→ **Work task**
Only the number is wanted: how many lines in the material below contain "there".

→ **Working data**
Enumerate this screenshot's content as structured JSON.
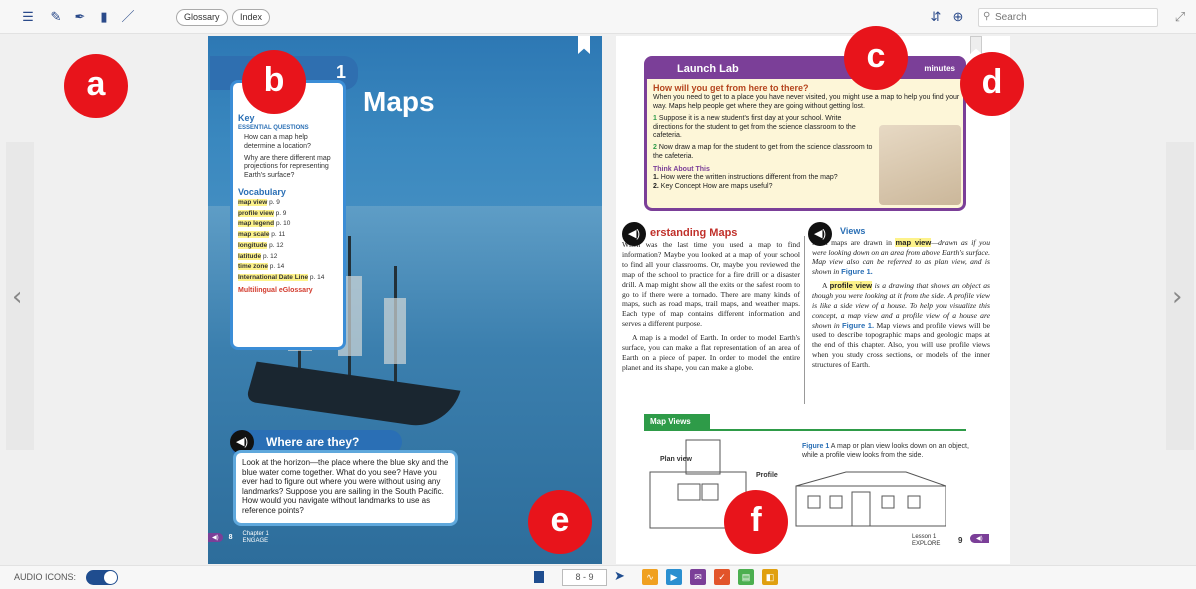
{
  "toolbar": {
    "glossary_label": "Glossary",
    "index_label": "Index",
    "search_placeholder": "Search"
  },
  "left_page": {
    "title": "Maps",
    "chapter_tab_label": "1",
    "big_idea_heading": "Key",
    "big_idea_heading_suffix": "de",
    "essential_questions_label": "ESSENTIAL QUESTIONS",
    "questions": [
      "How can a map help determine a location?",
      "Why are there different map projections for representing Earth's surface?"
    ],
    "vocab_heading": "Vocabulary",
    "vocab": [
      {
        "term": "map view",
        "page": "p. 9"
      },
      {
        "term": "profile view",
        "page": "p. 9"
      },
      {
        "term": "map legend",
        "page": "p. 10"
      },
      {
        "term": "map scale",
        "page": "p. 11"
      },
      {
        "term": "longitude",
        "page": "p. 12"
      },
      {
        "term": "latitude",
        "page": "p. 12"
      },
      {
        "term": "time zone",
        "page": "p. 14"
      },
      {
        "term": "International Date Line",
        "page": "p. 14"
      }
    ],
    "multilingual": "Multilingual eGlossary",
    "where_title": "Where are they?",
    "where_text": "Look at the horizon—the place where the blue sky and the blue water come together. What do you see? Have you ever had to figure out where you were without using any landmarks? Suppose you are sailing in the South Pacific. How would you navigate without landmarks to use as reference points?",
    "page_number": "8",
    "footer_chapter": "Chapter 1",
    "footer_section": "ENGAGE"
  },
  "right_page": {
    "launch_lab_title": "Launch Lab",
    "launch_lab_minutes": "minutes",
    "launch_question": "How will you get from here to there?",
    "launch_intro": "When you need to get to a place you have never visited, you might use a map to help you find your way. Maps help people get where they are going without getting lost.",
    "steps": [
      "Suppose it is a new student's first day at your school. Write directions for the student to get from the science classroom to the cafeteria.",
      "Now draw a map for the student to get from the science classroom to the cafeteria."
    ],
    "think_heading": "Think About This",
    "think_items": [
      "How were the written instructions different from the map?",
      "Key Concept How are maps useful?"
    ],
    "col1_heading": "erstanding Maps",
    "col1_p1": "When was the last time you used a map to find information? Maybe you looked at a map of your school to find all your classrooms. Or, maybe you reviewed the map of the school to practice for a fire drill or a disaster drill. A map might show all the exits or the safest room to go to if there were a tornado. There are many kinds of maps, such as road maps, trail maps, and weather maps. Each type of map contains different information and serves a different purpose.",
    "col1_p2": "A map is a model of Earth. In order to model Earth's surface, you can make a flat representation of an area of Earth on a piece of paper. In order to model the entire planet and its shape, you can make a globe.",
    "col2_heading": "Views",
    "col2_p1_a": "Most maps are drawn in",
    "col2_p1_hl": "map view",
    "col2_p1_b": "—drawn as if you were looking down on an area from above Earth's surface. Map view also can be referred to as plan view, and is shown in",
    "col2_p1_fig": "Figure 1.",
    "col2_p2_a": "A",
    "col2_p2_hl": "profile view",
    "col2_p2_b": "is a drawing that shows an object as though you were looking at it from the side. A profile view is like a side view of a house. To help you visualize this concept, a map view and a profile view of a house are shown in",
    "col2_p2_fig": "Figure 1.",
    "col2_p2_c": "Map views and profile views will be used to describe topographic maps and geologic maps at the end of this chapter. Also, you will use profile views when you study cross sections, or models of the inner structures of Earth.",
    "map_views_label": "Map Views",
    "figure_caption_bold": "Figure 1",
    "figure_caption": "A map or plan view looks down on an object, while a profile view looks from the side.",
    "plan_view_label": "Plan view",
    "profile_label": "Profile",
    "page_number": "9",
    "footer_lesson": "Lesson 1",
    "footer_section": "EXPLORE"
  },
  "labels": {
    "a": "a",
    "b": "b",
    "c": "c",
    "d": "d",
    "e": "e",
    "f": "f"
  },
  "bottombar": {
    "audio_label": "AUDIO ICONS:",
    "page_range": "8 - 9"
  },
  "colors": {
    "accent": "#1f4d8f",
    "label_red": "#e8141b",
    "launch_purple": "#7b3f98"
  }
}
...
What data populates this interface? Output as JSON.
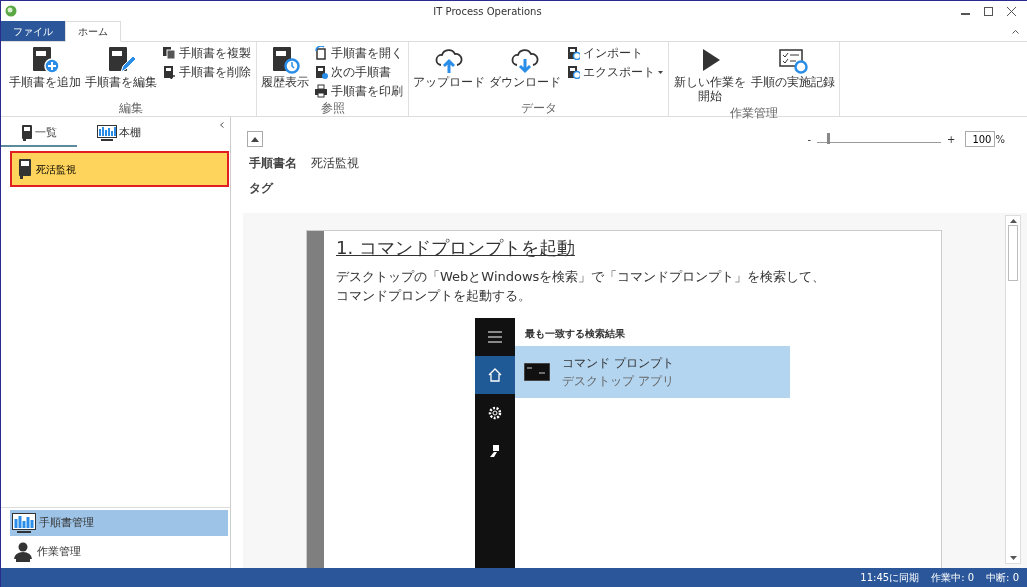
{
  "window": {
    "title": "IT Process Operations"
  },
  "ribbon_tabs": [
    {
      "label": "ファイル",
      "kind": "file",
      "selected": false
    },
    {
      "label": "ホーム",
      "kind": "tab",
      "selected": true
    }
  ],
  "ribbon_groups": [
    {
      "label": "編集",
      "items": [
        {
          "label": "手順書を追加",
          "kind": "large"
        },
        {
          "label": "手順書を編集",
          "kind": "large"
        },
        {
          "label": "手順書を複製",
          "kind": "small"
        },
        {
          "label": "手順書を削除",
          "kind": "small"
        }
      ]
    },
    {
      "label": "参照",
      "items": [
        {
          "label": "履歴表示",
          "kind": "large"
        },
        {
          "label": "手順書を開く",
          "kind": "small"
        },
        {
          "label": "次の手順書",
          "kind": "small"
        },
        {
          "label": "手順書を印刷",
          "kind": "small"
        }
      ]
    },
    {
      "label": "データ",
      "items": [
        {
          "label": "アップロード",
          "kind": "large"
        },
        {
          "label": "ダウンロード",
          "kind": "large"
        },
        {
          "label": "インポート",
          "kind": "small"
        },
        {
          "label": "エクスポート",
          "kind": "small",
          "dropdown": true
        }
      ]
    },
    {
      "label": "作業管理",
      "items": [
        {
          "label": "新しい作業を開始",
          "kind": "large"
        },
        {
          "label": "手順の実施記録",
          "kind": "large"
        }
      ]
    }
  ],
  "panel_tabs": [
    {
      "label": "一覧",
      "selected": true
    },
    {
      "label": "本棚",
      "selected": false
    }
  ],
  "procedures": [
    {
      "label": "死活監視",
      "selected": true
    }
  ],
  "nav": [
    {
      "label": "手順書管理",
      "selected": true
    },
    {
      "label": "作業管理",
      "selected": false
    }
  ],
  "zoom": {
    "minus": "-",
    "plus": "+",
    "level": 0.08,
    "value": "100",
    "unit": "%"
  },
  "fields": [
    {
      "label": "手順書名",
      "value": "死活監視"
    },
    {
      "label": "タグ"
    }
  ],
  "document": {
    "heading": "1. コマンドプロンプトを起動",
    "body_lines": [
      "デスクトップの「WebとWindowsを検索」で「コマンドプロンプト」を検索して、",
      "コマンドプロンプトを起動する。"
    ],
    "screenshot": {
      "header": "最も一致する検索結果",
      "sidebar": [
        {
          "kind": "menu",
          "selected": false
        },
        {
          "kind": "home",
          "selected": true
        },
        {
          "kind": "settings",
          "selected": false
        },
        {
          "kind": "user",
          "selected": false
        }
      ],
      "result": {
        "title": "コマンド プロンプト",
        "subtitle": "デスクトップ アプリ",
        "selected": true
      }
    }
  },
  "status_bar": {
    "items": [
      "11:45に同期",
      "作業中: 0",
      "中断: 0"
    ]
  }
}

→ **Your response**
3